In the Wiltshire Arts and Crafts Exhibition of April, 1915, B. Niven gained a 1st class certificate for drawing from the round, and R. Ainslie a 1st class certificate for pencil drawing from life. A sheet of brushwork by various girls was also granted a 1st class certificate. A Foljambe’s work was commended.

April 26th Our new Governor, Canon Sowter, brought the Archbishop of Armagh to speak to us. The Archbishop expressed his doubts at being able to talk to girls until he was told to speak as he would to boys. He then told us to remember that the honour of a school depends on its individual members, and he also spoke of the important place of friendship in life, and quoted a boy’s definition of a friend, “One who knows you well and likes you still.”

April 27th Miss Douglas and the Staff went to meet the Archbishop at the Training College, by the invitation of Canon and Mrs. Sowter and Miss Forth, the Principal.

April 28th In the evening the Rev. Denis Victor, of the Universities’ Mission to Central Africa, and the Principal of St. Michael’s College, Likoma, for training native students who become teachers, came and spoke to us about his work.

April 30th Miss Yuille Smith, who stayed some time at Fawcett House with her son Bobbie, gave us a delightful piano recital in the Hall.

May 1st Saturday. After supper we made bags for the soldiers in hospital to keep their possessions in.

May 6th Miss Douglas told us of Lord Methuen’s appeal for books, games, &c., for the new base hospital at Malta.

May 7th Mr. Belloc gave us a second lecture. The subject was, “The War and the Political Situation in Europe.” (See special notice).

May 8th We heard that Ruth Wordsworth and her brother, who were passengers on the Lusitania, which was torpedoed on Friday, May 7th, were saved. In the evening we had a second War Work Party.

May 13th Ascension Day Service St. Martin’s at 8 a.m., and short service in School in the morning and evening. It was too wet to have a picnic, but it was a very happy festival all the same. We stayed in our Houses and did what we liked till 5 o’clock, when there was dancing in the Hall till 6.30.

May 20th Annual Service at St. Saviour’s. We sent a special offertory of £3, but, owing to the war, no representatives.

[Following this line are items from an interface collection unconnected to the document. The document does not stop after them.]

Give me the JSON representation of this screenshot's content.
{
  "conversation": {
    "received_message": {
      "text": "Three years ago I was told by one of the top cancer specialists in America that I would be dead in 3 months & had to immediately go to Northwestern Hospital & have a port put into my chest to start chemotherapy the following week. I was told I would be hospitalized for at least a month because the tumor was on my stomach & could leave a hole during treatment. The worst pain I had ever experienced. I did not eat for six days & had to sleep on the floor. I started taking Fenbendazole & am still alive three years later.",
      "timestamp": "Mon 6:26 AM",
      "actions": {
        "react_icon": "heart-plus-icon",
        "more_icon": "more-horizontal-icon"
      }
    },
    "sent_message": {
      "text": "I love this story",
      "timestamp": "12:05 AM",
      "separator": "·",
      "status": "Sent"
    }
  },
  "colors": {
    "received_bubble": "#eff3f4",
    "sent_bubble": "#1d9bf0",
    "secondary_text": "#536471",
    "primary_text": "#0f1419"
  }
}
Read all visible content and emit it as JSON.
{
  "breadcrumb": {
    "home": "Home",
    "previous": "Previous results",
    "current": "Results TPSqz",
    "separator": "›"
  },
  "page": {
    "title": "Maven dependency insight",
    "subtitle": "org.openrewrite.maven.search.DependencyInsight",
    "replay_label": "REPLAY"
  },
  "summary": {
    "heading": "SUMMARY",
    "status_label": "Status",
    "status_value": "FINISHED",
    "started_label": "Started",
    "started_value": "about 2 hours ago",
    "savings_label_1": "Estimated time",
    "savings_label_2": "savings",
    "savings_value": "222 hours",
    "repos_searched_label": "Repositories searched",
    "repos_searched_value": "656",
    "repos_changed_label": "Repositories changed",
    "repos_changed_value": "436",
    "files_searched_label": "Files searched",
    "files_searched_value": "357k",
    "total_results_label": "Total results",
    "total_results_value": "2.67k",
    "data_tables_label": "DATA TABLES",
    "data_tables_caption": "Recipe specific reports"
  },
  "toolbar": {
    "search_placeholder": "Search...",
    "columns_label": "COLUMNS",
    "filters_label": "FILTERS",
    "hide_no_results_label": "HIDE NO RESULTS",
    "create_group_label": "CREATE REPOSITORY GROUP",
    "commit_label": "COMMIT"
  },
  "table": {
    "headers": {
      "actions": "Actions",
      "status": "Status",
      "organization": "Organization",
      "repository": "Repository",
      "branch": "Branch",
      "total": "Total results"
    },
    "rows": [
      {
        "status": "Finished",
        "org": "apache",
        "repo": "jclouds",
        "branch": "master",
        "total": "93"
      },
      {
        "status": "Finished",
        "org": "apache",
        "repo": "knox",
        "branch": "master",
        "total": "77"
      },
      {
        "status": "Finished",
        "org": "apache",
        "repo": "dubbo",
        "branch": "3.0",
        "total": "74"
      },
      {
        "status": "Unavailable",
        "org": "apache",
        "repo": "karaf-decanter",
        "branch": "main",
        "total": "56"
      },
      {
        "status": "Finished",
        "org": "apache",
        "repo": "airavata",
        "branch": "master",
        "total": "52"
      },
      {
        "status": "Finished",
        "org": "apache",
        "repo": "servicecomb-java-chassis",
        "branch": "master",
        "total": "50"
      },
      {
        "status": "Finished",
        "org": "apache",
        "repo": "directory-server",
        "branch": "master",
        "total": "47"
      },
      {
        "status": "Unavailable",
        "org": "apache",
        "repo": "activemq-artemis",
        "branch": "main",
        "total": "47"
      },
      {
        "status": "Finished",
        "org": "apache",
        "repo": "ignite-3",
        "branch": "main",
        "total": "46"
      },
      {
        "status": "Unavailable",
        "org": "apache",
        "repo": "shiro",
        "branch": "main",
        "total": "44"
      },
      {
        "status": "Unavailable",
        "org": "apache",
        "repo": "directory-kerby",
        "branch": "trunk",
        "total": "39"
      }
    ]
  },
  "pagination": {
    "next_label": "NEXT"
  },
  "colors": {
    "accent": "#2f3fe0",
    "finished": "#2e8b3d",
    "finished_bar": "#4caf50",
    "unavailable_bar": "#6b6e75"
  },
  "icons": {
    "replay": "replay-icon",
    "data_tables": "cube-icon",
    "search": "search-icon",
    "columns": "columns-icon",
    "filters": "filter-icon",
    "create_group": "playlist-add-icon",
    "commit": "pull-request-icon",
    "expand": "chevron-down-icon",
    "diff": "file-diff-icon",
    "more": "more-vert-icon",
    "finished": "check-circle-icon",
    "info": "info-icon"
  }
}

May 24th Empire Day. We had a short service at 12.20, and Miss Helen Bagnall gave a short address. (See special notice).

May 28th Miss Douglas read a letter of thanks from Lady Smith-Dorrien for the 150 holland bags sent, and said that 100,000 more were needed.

June 9th Service of Song at 8 o’clock, to which the Members of the League of Honour came.

June 10th Miss Douglas told us that Lady Hulse had consented to become a Governor of the School. The good news was received by a great clap.

June 11th Half Term. Those who did not go away stayed at St. Margaret’s with Miss Lucy.

Head Mistresses Conference, held this year at Walthamstow. Miss Douglas stated that some farmers had accepted her offer to let the School help in their hay fields.

June 16th The girls began to help with the hay, and continued to do so for several days, working in shifts.

June 21st Clarinda Allen got 3rd Class in the Historical Tripos, Part II., and in Natural ‘Science, Part I., Ivy Phillips got 3rd Class.

June 27th On Sunday afternoon Mrs. Creighton (widow of the late Bishop of London) very kindly came and spoke to the School at 5 o’clock.